Something’s almost amiss

“Hollywoodland”

Focus Features

Directed by Allen Coulter

Written by Paul Bernbaum

Starring: Adrien Brody, Ben Affleck, Diane Lane, Chester Sinclair, Jeffrey DeMunn, Joe Spano and Bob Hoskins

Rated R/126 minutes

Opened Sept. 8, 2006

Two out of four stars

“Hollywoodland” has all the ingredients of a juicy neo-noir: an unsolved mystery, an amoral private investigator and the seedy underbelly of the Hollywood studio system.

It has the subject matter that could make a great thriller: One of the most notorious unsolved mysteries in Hollywood history, the death of “The Adventures of Superman” star George Reeves.

It has the look of a good mystery as we see the story unfold through a grainy, washed-out lens that makes the film look like a relic of the past. But somehow the film never achieves the feel of a film noir. We’ve seen countless examples of this style of film, the best example being “Chinatown.”

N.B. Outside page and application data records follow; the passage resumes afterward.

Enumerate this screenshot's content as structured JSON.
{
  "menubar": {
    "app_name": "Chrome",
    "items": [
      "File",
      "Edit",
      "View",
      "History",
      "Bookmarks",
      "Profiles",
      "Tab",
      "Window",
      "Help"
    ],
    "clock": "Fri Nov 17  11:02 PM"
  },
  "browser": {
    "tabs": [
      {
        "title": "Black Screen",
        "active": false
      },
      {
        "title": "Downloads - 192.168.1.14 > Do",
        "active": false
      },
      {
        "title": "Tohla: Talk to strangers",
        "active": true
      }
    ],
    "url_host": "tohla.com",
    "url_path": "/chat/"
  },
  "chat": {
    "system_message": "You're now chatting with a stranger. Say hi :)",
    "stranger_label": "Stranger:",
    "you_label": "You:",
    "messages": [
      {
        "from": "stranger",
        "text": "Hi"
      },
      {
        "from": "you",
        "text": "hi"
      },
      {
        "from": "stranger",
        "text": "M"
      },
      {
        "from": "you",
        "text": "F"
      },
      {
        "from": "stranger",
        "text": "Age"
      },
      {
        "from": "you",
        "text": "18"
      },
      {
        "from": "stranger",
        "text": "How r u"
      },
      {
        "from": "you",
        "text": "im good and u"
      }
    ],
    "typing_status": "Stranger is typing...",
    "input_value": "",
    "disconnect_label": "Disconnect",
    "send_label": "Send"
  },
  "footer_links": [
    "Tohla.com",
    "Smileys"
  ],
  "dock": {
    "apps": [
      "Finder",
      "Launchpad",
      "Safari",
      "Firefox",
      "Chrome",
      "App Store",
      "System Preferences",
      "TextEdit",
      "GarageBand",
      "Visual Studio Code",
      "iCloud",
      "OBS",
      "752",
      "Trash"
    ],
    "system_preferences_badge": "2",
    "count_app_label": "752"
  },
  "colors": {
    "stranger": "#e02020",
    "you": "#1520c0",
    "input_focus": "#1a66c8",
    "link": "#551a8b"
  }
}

This film has the same elements of Polanski’s masterpiece, but none of the effectiveness. Plagued by lethargic pacing that prevents the film from generating much suspense, “Hollywoodland” takes the investigation of Reeves’ death, and all the variables that surrounded it, and turns it into a pedestrian-investigatory exercise. The ethics-challenged investigator, P.I. Louis Simo (Adrien Brody), certainly doesn’t seem to care much about the case, making it difficult for us to care. That, and Simo never really gets anywhere. The phrase “grasping at straws” comes to mind often.

Perhaps editing is the problem. They say a film is made in the editing room, and choices in this movie’s structure could have directly contributed to its lack of ability to create or sustain momentum. Simo’s halfhearted investigation is cross-cut with the rise and fall of Reeves himself (Ben Affleck). He’s an up-and-coming actor whose only claim to fame is that he had a small role in “Gone With the Wind.” He gets involved with Toni Mannix (Diane Lane), the wife of MGM head-honcho Eddie Mannix (Bob Hoskins). Toni supports George-and by “support,” I mean, she buys him a house and completely provides for him as he looks for work-and he eventually lands a lead role on a soon-to-be produced cheesy TV series, “The Adventures of Superman.”

George-and all involved, for that matter-considers the role a joke, and doesn’t think anyone will watch, anyway. But then it becomes a smash, and George begins to resent his own fame, believing he will never be taken seriously as an actor.

His concerns aren’t without merit. People don’t take him seriously as an actor and so, allegedly, he shoots himself. Or does he?

Doubts about the legitimacy of the suicide story have been around for decades; Simo, after being hired by George’s mother, finds clues that pose some disturbing questions?but that’s about as far as we get. Simo suspects Eddie Mannix, even discovering some blemishes in Eddie’s past to try to sell the story. But the investigation, and the film, comes to no avail.

I’m not sure what to make of Affleck’s performance-he seems to be genuinely trying to create a believable persona, but somehow it still comes across as strained acting. The bigger problem with that subplot is that he and Lane have absolutely no chemistry. They spend a lot of time together on screen and there’s never any heat.

Director Allen Coulter, making his feature-length debut after directing several episodes of such series as “The Sopranos” and “Six Feet Under,” has the visual storytelling part down. If only he could have married that with a threatening, mysterious atmosphere and a more convincing storyline, he might have had himself a nice slice of Hollywood noir.

“I CANNOT act. Why do people keep hiring me? I’m terrible. Really.” Ben Affleck muses on his paradoxical success in “Hollywoodland.”